The Infectious Disease Society of America characterizes drug-resistant infections as a global pandemic, led by methicillin-resistant Staphylococcus aureus (MRSA) and drug-resistant Streptococcus pneumoniae and Mycobacterium tuberculosis. A “drifted” strain of Influenza A (H3N2) dominated the news in the 2014-2015 flu season, in which CDC reported 15,249 hospitalizations and 94 pediatric deaths in the United States. Sadly, parental refusal of vaccination poses another threat to public health. Perhaps a recent measles outbreak at Disneyland will be a wake-up call for parents who ignore the pleas of care providers and public-health officials.

Addressing Infectious Disease Threats

There are things we can do about this array of threats in infectious disease. Health Decisions is contributing to the fight against infectious disease in multiple ways:

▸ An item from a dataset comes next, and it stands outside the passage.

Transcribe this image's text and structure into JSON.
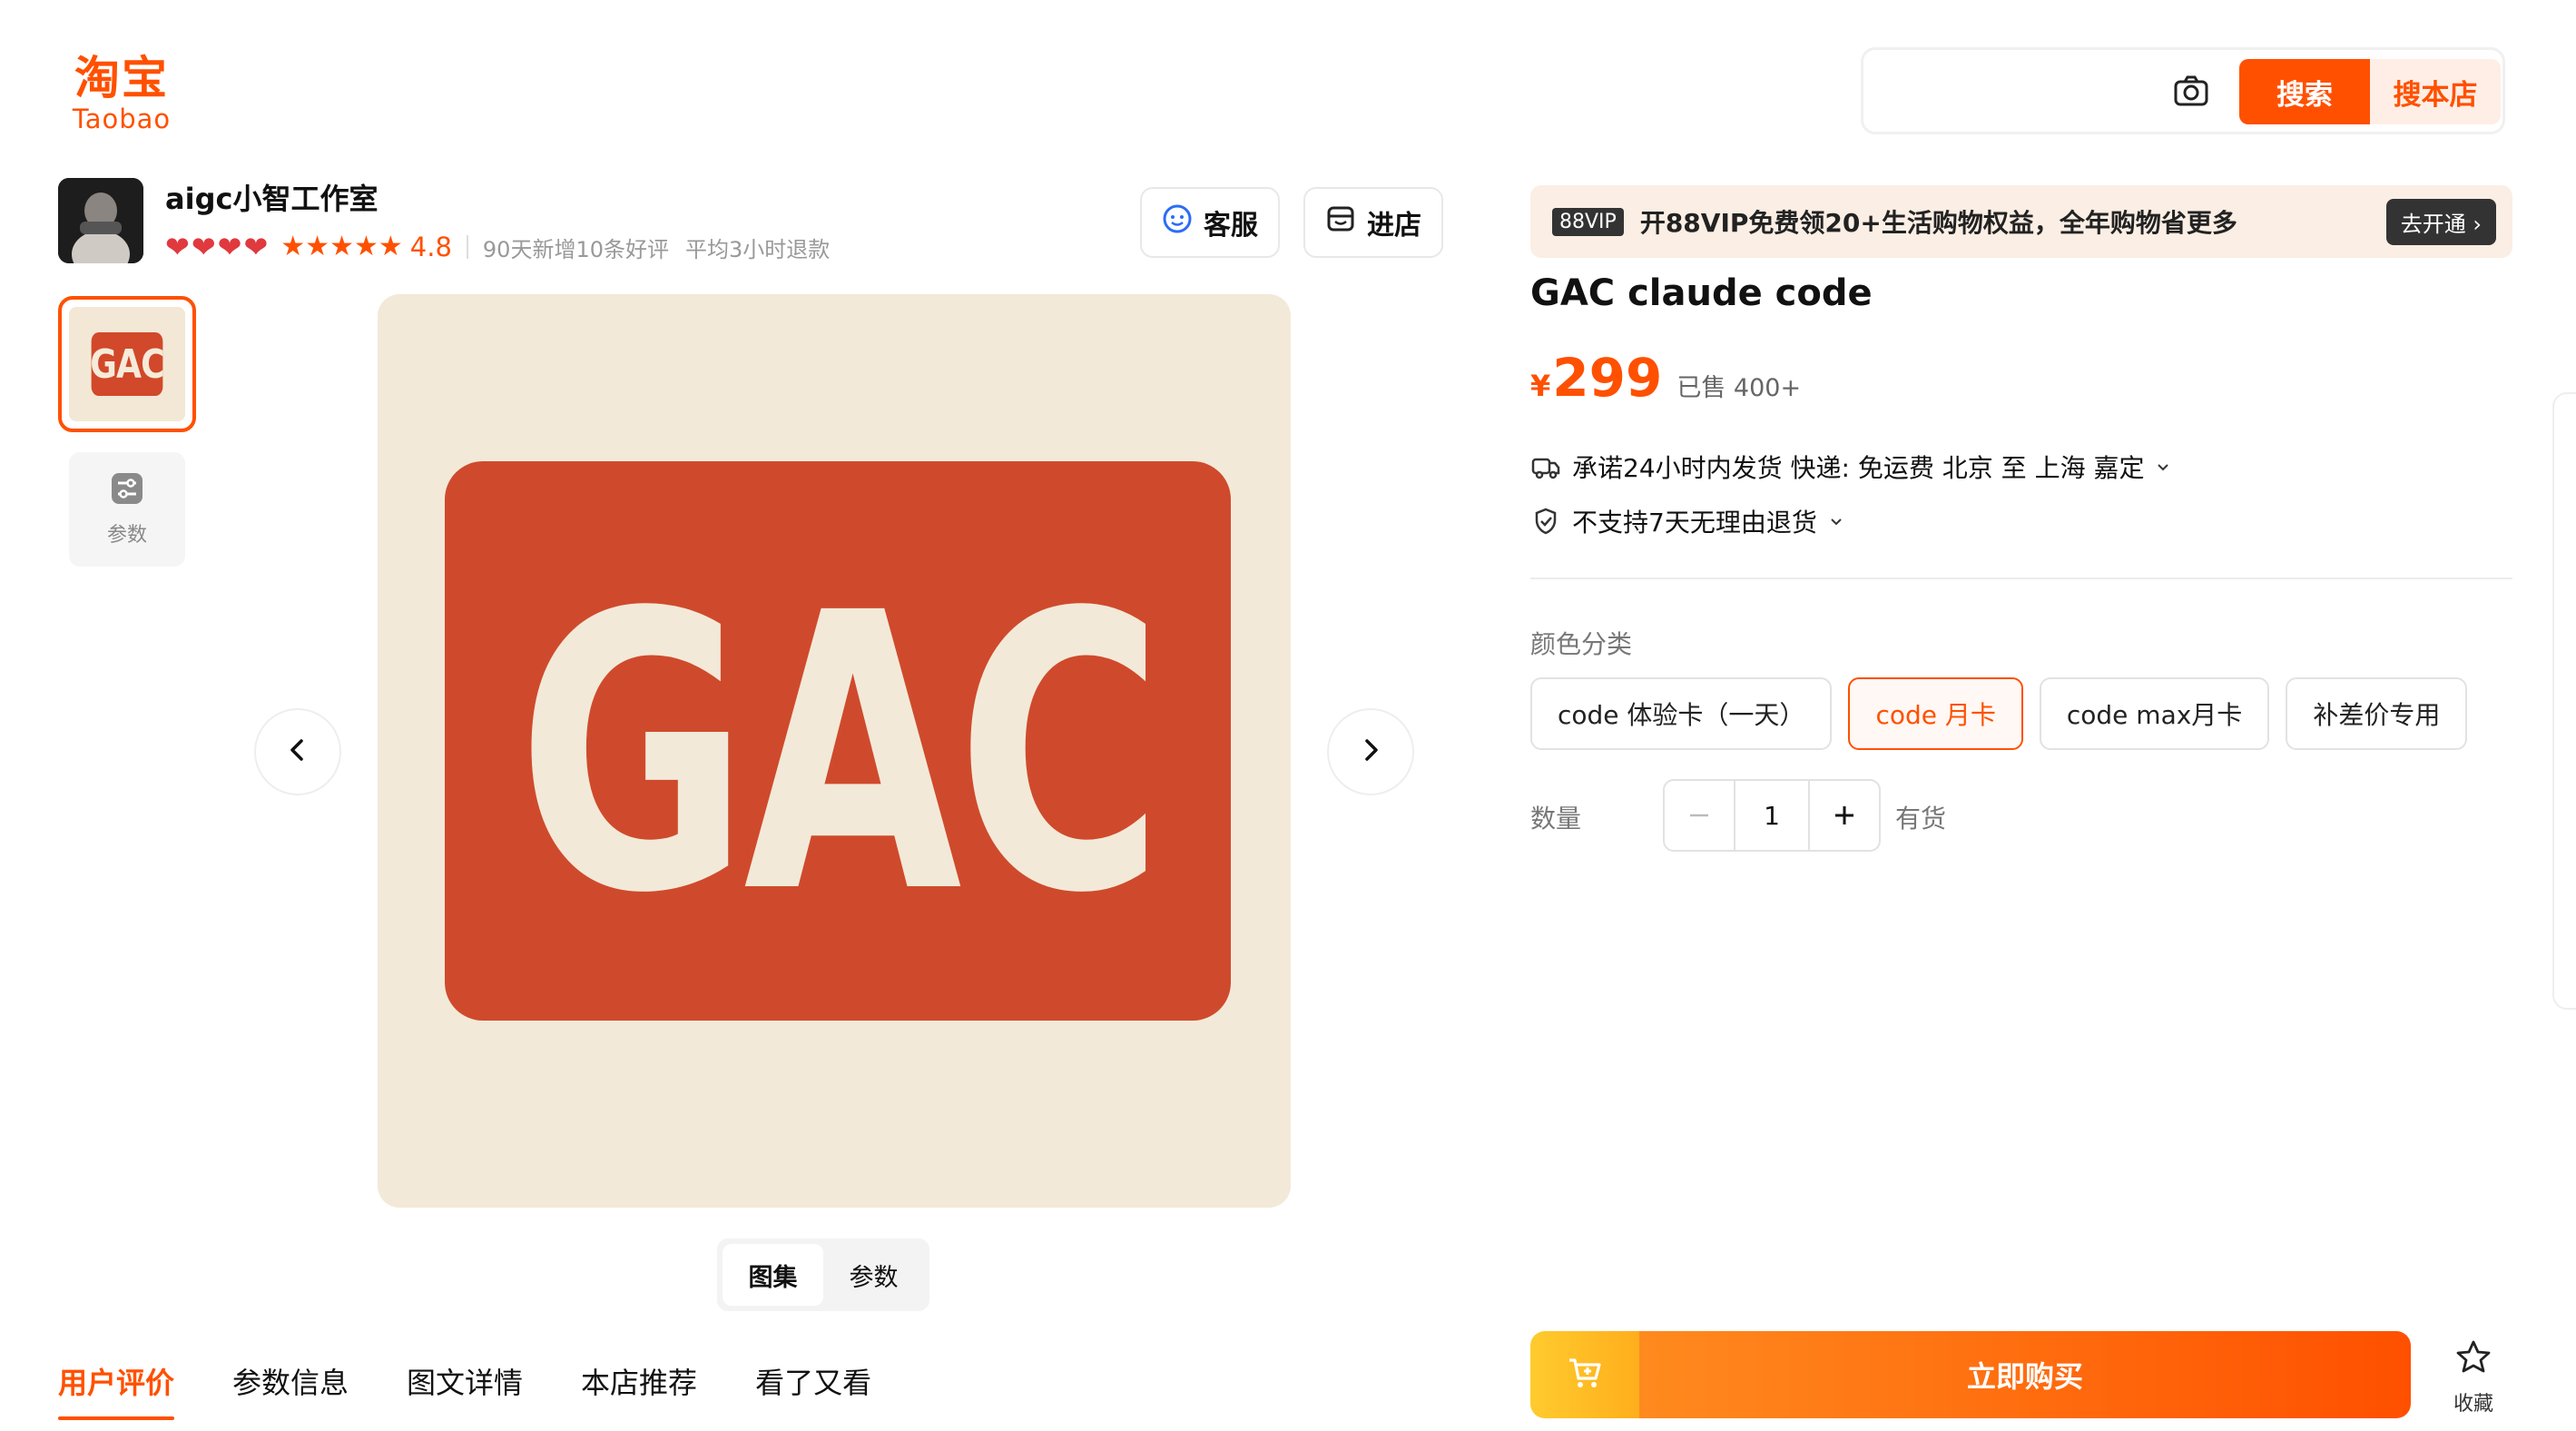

  • We are teaming with DynPort Vaccine Company LLC (DVC) to provide clinical development services on a contract recently awarded by the National Institute of Allergy and Infectious Diseases (NIAID), part of the National Institutes of Health. The prime contract, potentially worth up to $90 million over 10 years, was awarded to DVC, a Computer Sciences Corporation (CSC) company.  Services under the contract will support clinical trials of infectious disease therapeutics. As a subcontractor, we expect task orders on this new contract soon. The program will test investigational products to protect against a range of viral, bacterial, parasitic and fungal pathogens. Targets will include NIAID priority biodefense pathogens and emerging and re-emerging infectious diseases.
  • Our recent and planned diagnostics studies include tests for respiratory infections and HPV.
  • Recent and anticipated vaccine projects include influenza vaccines and a novel vaccine for an arbovirus indication.

Can Anti-Infectives Treat Cancer Like an Infectious Disease?

Drug-resistance may be rendering some antibiotics ineffective for treatment of infections, but what if existing FDA-approved anti-infectives could find a new role as broad-spectrum oncology therapeutics? Articles in Oncotarget and Nature Reviews Drug Discovery raise this intriguing possibility. In drug development, we see challenges everywhere, work hard to overcome them and succeed a small percentage of the time.  Recent success stories have mostly been about highly targeted medicines in rare indications. The idea that existing drugs may have previously unrecognized therapeutic value in a new therapeutic area and a wide range of indications is a welcome surprise.